#### Instructions for the task:
An exact reproduction of all entries is expected.

Dataset rows describing interfaces
_ _ _
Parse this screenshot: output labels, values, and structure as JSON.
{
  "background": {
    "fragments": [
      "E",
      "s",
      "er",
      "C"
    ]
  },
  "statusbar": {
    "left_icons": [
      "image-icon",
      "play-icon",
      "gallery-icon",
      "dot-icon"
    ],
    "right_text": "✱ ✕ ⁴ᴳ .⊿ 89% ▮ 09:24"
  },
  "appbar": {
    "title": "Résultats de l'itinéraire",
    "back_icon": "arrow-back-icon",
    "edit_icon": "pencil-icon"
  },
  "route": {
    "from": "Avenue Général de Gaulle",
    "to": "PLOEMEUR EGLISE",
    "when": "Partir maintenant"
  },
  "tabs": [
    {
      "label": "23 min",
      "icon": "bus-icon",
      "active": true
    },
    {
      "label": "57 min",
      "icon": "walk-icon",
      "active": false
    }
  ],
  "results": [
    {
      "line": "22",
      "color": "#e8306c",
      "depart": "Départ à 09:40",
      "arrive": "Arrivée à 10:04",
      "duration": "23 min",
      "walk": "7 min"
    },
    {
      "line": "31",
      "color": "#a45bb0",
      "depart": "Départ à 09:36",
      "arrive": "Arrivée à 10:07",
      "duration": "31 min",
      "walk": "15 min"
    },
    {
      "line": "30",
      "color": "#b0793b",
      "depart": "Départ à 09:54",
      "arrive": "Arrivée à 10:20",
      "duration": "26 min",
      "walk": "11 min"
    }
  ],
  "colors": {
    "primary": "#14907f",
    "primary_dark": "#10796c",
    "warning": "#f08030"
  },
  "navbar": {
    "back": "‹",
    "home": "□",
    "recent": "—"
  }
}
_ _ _
#### Expected answer:
Parse this screenshot: output labels, values, and structure as JSON.
{
  "background": {
    "fragments": [
      "E",
      "s",
      "er",
      "C"
    ]
  },
  "statusbar": {
    "left_icons": [
      "image-icon",
      "play-icon",
      "gallery-icon",
      "dot-icon"
    ],
    "right_text": "✱ ✕ ⁴ᴳ .⊿ 89% ▮ 09:24"
  },
  "appbar": {
    "title": "Résultats de l'itinéraire",
    "back_icon": "arrow-back-icon",
    "edit_icon": "pencil-icon"
  },
  "route": {
    "from": "Avenue Général de Gaulle",
    "to": "PLOEMEUR EGLISE",
    "when": "Partir maintenant"
  },
  "tabs": [
    {
      "label": "23 min",
      "icon": "bus-icon",
      "active": true
    },
    {
      "label": "57 min",
      "icon": "walk-icon",
      "active": false
    }
  ],
  "results": [
    {
      "line": "22",
      "color": "#e8306c",
      "depart": "Départ à 09:40",
      "arrive": "Arrivée à 10:04",
      "duration": "23 min",
      "walk": "7 min"
    },
    {
      "line": "31",
      "color": "#a45bb0",
      "depart": "Départ à 09:36",
      "arrive": "Arrivée à 10:07",
      "duration": "31 min",
      "walk": "15 min"
    },
    {
      "line": "30",
      "color": "#b0793b",
      "depart": "Départ à 09:54",
      "arrive": "Arrivée à 10:20",
      "duration": "26 min",
      "walk": "11 min"
    }
  ],
  "colors": {
    "primary": "#14907f",
    "primary_dark": "#10796c",
    "warning": "#f08030"
  },
  "navbar": {
    "back": "‹",
    "home": "□",
    "recent": "—"
  }
}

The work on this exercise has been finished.